Segment Open

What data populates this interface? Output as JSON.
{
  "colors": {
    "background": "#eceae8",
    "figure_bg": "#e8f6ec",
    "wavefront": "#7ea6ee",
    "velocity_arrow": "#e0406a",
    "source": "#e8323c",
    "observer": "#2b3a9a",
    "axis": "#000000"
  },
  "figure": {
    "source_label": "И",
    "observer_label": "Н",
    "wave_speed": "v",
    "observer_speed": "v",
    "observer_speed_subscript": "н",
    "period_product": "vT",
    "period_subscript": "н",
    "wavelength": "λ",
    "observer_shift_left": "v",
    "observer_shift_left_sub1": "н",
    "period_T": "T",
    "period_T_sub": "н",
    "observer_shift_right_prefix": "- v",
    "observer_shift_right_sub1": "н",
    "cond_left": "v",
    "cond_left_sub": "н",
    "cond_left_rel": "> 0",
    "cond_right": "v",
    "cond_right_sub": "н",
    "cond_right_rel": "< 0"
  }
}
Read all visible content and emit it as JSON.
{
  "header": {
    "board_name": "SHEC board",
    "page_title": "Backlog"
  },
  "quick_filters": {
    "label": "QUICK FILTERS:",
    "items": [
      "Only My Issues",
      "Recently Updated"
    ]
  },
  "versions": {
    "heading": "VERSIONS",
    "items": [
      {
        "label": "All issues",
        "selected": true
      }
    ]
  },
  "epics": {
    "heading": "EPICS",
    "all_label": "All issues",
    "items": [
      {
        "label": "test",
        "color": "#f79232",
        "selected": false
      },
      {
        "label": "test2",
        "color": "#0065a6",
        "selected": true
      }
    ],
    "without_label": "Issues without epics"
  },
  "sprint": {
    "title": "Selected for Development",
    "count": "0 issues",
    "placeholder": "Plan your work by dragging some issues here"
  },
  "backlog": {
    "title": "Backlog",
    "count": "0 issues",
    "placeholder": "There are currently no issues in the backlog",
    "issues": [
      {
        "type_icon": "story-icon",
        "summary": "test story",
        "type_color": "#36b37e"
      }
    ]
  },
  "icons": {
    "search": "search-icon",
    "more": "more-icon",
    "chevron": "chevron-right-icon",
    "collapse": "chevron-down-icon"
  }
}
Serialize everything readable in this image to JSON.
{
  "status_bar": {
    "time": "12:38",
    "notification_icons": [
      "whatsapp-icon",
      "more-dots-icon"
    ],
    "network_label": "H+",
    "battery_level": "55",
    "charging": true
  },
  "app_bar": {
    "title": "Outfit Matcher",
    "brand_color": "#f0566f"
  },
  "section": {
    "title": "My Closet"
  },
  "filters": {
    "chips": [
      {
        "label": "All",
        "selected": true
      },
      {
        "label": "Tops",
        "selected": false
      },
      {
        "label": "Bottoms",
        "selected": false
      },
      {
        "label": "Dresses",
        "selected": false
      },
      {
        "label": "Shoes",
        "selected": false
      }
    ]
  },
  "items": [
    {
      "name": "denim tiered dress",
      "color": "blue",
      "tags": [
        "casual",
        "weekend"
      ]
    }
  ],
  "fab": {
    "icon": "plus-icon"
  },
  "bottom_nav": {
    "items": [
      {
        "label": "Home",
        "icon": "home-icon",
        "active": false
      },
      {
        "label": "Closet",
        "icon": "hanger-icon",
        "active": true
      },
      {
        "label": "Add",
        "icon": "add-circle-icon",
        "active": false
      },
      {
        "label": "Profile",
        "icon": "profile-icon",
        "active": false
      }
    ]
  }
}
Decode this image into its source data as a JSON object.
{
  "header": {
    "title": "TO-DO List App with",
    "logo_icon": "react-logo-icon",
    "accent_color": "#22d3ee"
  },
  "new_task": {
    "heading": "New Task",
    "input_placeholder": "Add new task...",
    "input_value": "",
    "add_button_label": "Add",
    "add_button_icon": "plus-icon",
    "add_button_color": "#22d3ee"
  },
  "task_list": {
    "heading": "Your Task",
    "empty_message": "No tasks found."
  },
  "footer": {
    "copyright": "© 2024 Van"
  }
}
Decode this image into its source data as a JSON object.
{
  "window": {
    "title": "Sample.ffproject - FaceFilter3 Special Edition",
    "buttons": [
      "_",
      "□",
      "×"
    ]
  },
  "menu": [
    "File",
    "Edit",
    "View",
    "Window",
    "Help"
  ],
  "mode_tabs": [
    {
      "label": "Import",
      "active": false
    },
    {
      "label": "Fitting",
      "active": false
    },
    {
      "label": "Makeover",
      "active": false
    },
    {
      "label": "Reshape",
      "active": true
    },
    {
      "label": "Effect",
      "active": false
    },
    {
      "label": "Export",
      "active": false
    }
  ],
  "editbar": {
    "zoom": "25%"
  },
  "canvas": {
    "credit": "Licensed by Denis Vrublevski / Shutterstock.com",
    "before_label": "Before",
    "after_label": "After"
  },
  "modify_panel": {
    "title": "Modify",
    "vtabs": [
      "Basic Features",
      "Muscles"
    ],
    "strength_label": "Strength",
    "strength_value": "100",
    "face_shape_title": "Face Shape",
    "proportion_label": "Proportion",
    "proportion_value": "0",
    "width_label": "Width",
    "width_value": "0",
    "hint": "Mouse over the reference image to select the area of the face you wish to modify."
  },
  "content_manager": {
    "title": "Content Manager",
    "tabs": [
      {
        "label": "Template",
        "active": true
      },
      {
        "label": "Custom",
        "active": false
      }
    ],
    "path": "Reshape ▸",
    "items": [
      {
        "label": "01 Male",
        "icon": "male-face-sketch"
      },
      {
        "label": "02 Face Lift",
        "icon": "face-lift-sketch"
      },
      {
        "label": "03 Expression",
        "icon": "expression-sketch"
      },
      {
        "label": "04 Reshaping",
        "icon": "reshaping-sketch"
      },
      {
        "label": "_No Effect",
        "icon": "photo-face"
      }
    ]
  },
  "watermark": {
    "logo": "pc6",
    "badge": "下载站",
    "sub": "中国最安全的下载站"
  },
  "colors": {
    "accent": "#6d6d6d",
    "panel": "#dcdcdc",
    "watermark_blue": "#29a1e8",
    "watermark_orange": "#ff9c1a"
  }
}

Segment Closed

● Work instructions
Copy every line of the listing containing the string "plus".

● Solution for this problem
    "icon": "plus-icon"
    "add_button_icon": "plus-icon",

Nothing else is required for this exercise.